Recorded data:
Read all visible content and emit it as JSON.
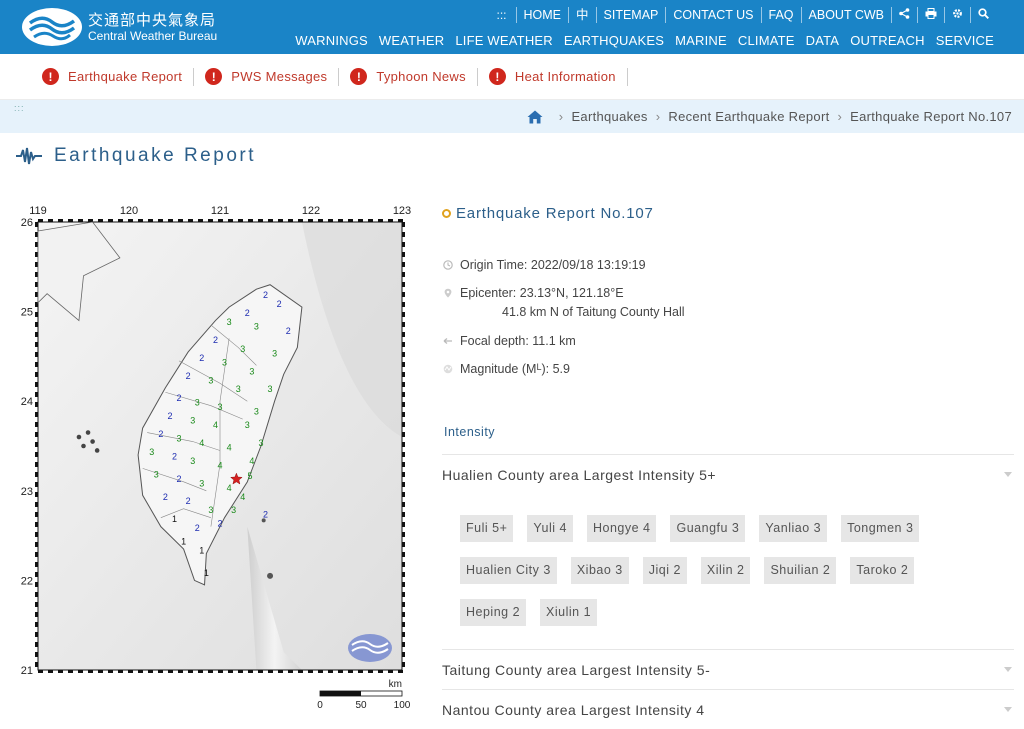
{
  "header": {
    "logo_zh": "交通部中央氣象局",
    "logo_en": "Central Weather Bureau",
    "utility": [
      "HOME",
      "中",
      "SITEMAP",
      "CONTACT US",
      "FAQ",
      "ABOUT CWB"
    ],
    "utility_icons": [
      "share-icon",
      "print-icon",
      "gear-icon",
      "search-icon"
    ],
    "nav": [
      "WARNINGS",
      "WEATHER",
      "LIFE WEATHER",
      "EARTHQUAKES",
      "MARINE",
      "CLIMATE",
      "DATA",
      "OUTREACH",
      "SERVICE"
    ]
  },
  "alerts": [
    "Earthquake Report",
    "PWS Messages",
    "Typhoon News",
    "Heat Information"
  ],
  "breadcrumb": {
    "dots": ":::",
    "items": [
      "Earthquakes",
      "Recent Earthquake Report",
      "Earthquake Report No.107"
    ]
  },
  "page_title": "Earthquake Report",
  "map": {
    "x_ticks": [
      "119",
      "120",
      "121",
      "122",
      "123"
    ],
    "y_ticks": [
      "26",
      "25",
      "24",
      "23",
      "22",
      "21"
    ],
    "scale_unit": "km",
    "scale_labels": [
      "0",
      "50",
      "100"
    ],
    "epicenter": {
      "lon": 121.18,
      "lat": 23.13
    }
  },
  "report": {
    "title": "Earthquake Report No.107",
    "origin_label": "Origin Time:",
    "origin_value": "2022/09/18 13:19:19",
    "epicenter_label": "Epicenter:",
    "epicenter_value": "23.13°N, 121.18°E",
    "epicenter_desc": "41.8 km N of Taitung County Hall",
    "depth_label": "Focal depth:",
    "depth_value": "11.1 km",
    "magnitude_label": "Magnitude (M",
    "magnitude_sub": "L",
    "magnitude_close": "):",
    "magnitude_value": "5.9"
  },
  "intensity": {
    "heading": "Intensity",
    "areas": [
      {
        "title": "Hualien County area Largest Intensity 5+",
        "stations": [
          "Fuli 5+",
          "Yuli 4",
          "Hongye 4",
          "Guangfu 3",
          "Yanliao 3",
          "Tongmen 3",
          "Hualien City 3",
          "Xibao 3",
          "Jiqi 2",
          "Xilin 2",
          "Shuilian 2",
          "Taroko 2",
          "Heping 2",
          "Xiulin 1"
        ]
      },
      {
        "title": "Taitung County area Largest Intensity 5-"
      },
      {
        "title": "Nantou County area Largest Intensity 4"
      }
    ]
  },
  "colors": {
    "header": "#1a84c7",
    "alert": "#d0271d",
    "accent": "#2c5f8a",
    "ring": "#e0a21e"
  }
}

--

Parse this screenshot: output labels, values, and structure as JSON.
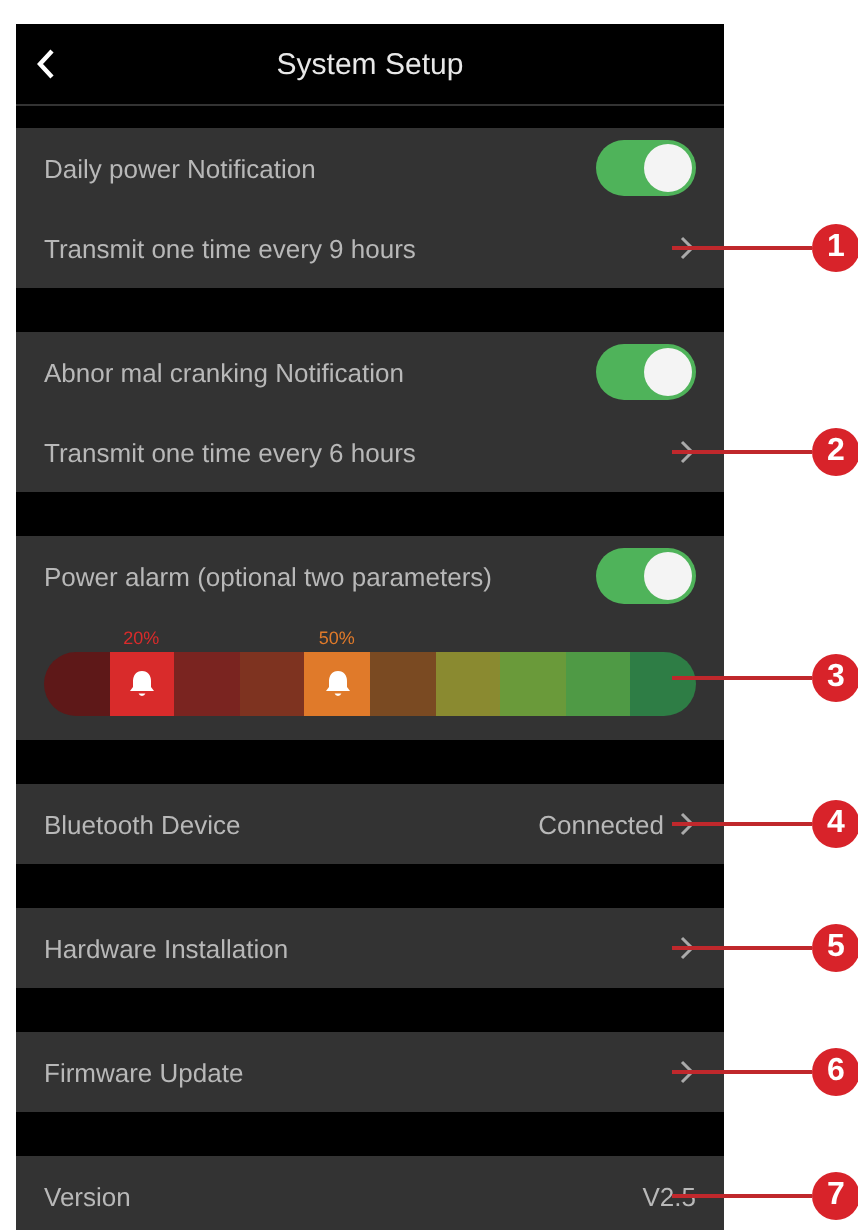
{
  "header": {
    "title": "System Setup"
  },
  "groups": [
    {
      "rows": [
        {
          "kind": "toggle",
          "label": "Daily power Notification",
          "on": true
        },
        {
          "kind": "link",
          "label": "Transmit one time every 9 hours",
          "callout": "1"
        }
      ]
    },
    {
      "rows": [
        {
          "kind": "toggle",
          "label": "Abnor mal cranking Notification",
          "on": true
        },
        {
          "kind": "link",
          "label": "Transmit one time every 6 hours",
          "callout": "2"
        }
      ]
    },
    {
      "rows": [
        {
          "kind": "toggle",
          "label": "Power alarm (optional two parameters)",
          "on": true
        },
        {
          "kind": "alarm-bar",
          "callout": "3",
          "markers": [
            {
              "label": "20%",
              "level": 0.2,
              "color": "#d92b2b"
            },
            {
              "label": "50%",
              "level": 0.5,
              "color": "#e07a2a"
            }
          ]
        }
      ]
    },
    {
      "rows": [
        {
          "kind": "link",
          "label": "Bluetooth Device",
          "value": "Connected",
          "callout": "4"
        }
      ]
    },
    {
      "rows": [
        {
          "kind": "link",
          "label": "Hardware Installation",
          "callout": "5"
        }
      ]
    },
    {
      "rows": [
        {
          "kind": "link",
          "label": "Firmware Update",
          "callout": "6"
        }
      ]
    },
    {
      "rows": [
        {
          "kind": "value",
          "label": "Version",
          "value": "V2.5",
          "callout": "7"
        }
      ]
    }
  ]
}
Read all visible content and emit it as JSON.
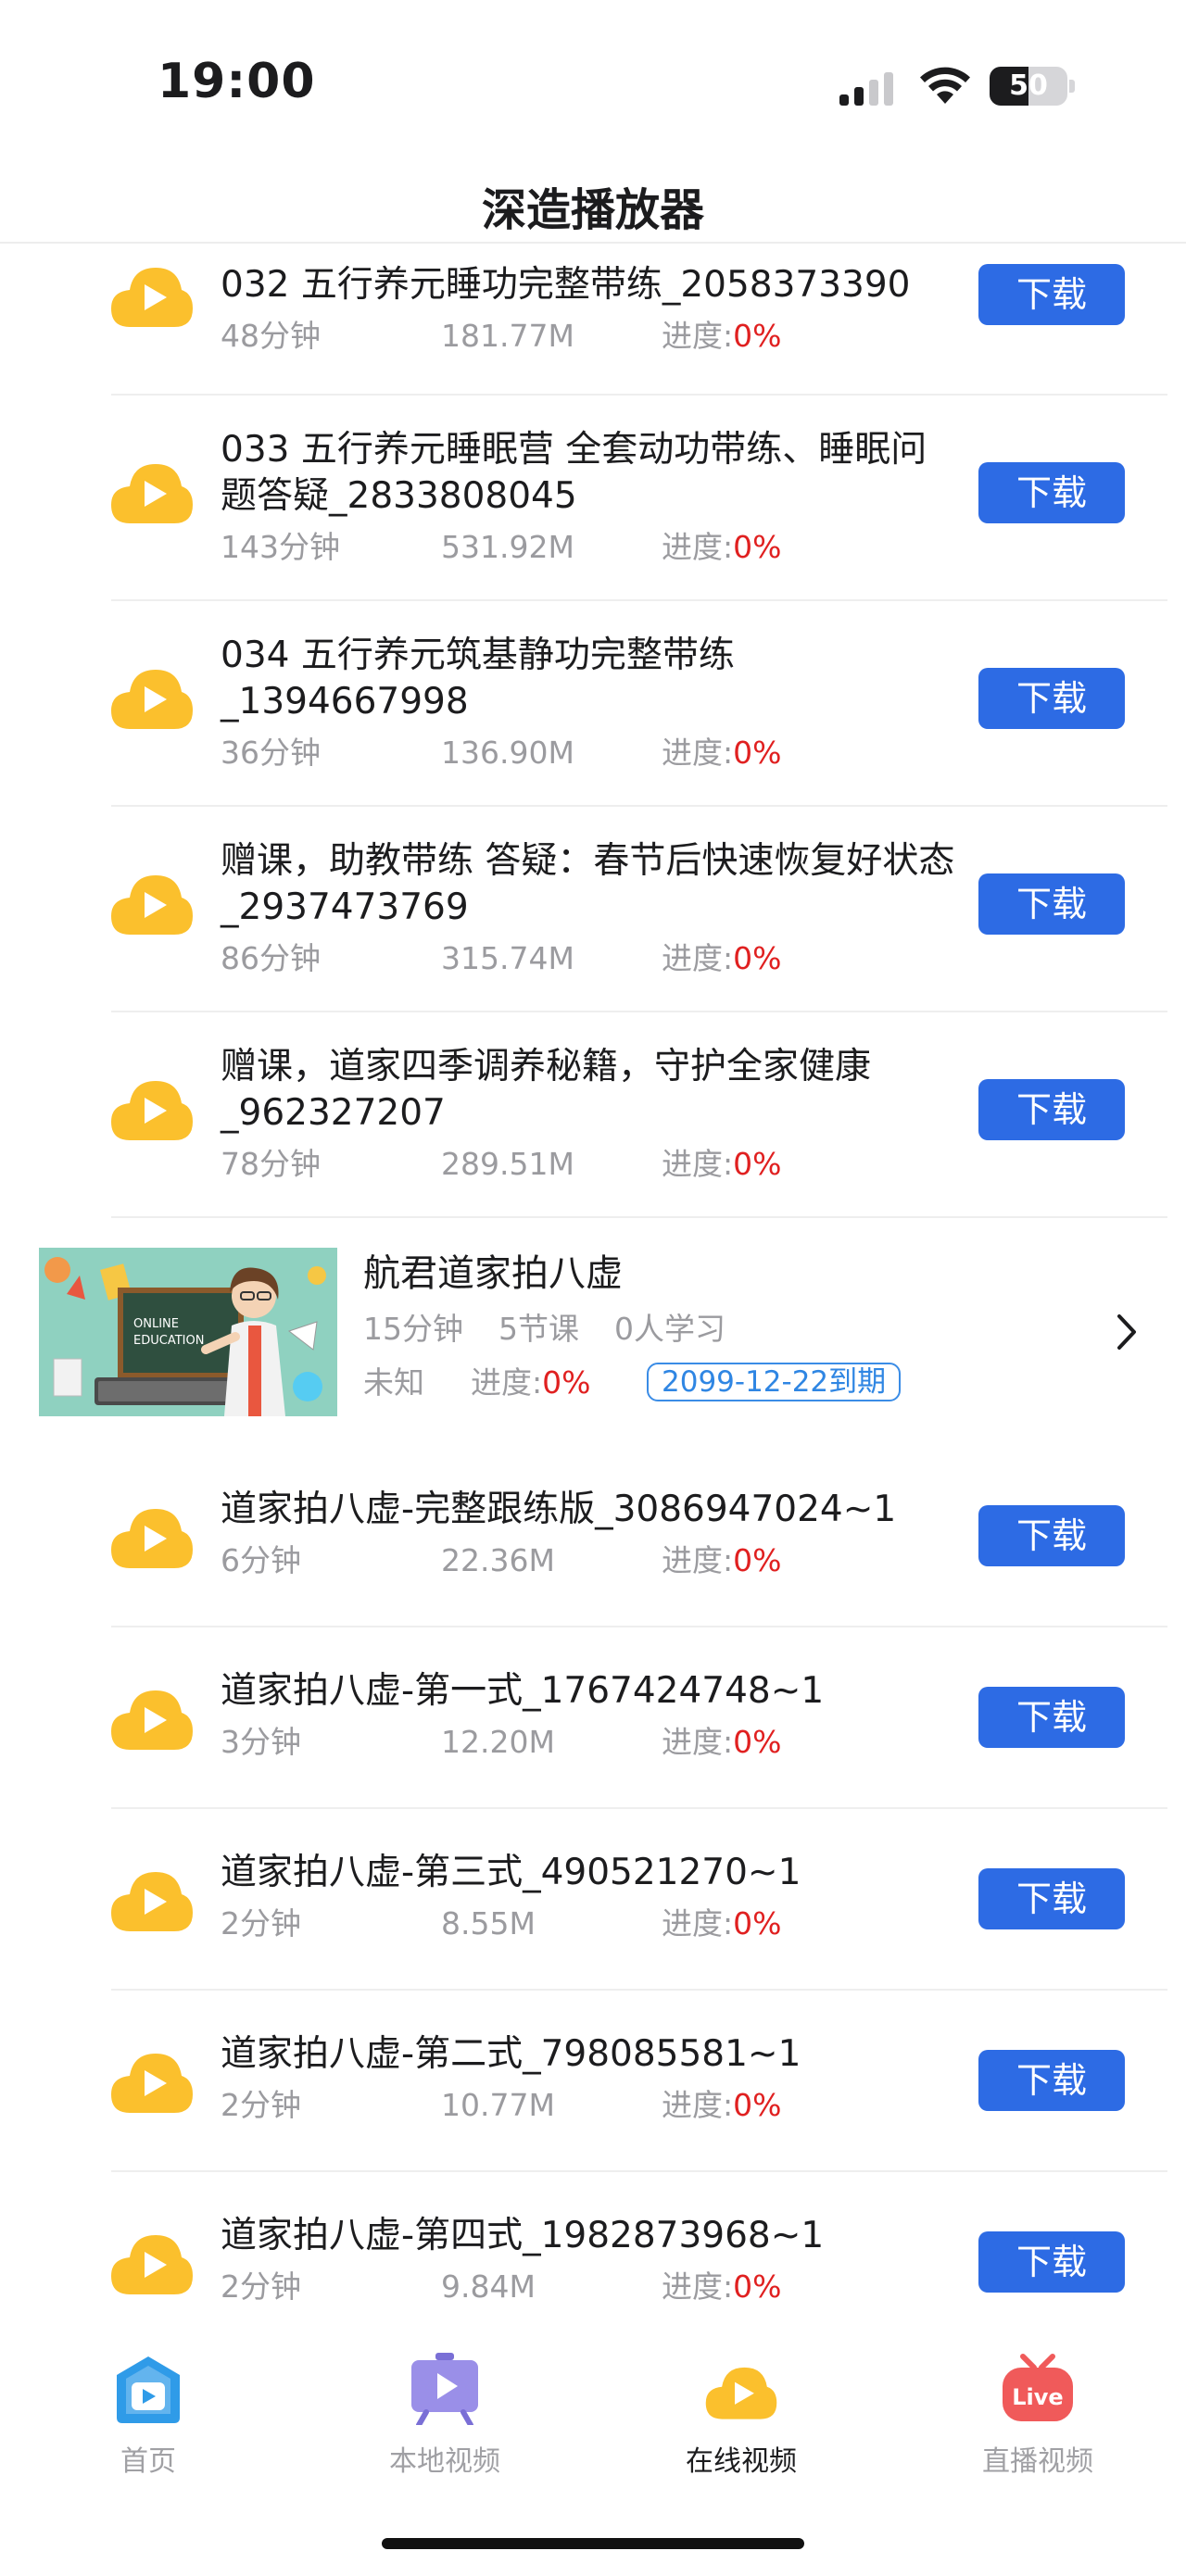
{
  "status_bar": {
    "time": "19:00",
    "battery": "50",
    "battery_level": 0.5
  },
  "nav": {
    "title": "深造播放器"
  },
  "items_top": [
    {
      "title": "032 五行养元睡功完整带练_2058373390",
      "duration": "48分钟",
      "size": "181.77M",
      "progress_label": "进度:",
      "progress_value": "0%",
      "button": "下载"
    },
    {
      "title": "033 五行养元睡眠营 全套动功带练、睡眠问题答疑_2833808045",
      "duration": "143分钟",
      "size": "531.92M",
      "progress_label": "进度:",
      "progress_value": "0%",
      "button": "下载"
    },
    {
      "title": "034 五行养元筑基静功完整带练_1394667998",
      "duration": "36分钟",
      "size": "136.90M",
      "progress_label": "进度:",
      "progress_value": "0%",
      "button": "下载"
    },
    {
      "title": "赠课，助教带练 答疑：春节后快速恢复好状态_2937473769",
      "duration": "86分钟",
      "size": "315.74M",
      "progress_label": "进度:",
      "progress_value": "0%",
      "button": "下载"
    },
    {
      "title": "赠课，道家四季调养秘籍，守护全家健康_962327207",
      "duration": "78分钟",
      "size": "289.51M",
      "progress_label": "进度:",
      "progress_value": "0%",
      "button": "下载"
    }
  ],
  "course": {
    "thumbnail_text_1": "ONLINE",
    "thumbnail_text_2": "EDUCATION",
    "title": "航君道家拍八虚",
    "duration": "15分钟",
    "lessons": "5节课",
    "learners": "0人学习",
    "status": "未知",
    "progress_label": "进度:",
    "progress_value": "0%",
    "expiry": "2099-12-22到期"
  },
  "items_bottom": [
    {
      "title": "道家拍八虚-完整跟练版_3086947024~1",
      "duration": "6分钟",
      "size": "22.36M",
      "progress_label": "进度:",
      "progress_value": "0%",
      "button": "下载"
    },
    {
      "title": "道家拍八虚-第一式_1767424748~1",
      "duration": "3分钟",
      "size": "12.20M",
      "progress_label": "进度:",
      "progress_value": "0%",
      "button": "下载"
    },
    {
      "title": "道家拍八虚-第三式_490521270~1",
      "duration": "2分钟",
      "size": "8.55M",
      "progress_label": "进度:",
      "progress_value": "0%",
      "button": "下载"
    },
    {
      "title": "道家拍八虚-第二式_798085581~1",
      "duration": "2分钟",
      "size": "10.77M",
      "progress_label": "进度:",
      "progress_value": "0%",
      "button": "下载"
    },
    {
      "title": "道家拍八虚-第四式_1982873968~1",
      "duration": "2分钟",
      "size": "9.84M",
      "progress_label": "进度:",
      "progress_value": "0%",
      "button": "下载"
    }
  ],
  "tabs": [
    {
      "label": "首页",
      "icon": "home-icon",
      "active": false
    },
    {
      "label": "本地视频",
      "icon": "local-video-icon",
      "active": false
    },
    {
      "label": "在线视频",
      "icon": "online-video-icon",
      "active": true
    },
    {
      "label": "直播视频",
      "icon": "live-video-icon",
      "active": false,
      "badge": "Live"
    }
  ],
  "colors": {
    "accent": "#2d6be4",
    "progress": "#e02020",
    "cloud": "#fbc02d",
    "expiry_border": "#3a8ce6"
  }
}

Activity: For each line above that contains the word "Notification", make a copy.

Output for this exercise:
          "label": "Daily power Notification",
          "label": "Abnor mal cranking Notification",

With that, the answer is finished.